Collect every line below that contains the word "Jogos".

______

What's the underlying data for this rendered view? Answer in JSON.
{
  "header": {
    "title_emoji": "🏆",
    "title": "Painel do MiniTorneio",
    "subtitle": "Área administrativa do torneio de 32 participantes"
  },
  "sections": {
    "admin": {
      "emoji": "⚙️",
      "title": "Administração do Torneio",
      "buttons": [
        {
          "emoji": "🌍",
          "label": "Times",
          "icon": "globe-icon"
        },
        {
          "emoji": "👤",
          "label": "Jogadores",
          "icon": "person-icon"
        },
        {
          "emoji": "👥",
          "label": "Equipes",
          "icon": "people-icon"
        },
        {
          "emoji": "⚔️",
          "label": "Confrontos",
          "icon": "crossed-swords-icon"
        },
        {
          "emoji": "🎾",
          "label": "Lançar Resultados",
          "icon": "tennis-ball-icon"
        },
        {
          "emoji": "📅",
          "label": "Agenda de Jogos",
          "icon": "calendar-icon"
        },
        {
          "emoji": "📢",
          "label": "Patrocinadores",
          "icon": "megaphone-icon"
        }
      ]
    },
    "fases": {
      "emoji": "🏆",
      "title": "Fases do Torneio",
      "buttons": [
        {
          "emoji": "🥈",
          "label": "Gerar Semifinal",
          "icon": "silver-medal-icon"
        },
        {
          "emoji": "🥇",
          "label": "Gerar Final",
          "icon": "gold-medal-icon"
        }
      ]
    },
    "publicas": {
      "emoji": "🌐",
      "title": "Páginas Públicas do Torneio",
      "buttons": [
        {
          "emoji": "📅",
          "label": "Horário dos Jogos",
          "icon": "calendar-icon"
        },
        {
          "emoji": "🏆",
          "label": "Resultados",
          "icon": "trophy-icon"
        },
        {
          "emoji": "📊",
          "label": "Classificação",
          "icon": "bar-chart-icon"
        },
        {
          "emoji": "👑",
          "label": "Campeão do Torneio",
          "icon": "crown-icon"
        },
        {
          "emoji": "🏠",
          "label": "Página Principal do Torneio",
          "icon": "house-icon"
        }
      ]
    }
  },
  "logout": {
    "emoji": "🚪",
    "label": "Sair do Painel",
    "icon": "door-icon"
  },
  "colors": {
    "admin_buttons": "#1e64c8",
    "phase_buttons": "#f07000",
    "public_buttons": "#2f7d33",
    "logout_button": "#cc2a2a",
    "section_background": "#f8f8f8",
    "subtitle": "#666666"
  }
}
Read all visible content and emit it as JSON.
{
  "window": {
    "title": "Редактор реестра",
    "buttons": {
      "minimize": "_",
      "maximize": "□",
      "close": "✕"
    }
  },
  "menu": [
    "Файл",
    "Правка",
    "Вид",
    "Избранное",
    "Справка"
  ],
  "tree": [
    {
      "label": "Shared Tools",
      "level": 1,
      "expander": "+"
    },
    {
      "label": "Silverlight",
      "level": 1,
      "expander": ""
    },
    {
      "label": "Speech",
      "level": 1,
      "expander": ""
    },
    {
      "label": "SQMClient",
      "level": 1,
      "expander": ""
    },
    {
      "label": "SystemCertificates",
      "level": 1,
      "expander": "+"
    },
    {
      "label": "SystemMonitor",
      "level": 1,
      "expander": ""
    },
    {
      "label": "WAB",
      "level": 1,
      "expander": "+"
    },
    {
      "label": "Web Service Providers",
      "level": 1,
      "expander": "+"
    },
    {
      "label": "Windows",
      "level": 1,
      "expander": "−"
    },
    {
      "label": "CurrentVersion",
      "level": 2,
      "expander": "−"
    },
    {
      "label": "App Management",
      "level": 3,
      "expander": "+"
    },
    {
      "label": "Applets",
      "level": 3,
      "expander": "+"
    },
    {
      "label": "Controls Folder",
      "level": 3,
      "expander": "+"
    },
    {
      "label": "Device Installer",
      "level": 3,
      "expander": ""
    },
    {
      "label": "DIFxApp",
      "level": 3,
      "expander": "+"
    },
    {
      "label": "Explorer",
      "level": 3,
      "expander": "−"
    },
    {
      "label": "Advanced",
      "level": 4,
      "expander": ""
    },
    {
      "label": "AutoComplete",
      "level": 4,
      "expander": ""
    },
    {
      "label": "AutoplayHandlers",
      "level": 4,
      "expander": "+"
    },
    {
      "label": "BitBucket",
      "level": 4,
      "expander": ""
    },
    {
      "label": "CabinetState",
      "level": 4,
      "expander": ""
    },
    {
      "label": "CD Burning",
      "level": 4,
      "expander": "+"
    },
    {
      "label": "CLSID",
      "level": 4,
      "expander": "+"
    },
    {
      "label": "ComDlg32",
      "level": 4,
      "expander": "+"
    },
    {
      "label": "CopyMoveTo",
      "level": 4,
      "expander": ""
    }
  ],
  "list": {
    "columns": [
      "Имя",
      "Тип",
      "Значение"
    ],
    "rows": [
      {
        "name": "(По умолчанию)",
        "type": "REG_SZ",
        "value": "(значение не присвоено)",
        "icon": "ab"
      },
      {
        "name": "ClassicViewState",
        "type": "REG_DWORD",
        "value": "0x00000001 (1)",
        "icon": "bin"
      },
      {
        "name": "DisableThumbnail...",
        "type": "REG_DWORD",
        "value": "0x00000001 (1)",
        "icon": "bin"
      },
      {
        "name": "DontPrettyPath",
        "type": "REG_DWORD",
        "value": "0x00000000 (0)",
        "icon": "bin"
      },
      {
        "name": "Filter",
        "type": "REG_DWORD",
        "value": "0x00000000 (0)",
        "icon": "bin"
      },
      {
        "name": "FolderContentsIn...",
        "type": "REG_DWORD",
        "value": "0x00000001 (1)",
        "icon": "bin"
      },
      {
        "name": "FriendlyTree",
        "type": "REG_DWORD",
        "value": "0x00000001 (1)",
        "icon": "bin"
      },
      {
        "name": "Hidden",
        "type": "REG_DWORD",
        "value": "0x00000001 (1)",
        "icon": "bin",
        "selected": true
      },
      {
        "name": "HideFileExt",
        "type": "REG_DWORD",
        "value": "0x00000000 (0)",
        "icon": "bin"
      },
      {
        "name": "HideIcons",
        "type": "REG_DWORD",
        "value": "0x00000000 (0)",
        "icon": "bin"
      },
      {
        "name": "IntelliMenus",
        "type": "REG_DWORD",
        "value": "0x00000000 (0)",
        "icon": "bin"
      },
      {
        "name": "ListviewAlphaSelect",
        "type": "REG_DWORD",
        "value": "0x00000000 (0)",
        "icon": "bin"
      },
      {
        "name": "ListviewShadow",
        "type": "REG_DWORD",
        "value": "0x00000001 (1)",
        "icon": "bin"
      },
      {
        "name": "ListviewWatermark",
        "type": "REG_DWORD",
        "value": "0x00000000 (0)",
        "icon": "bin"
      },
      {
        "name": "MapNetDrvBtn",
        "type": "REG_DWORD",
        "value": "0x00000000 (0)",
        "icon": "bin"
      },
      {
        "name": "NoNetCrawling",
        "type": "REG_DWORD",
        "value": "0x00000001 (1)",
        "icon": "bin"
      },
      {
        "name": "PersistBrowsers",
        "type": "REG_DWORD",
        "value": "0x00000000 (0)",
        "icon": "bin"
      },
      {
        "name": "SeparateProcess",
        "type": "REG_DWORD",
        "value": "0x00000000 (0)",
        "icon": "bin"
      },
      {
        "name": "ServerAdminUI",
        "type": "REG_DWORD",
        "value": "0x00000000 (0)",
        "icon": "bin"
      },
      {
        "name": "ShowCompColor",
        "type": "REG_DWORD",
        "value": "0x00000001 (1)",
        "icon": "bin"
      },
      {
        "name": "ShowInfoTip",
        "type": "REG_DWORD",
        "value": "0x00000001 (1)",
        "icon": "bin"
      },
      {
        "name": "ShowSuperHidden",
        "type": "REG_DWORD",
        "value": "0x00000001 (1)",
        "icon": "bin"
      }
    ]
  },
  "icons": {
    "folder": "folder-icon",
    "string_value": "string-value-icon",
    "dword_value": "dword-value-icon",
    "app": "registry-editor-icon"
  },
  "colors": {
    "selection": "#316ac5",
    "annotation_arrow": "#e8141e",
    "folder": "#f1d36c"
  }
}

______

Completed exercise:
          "label": "Agenda de Jogos",
          "label": "Horário dos Jogos",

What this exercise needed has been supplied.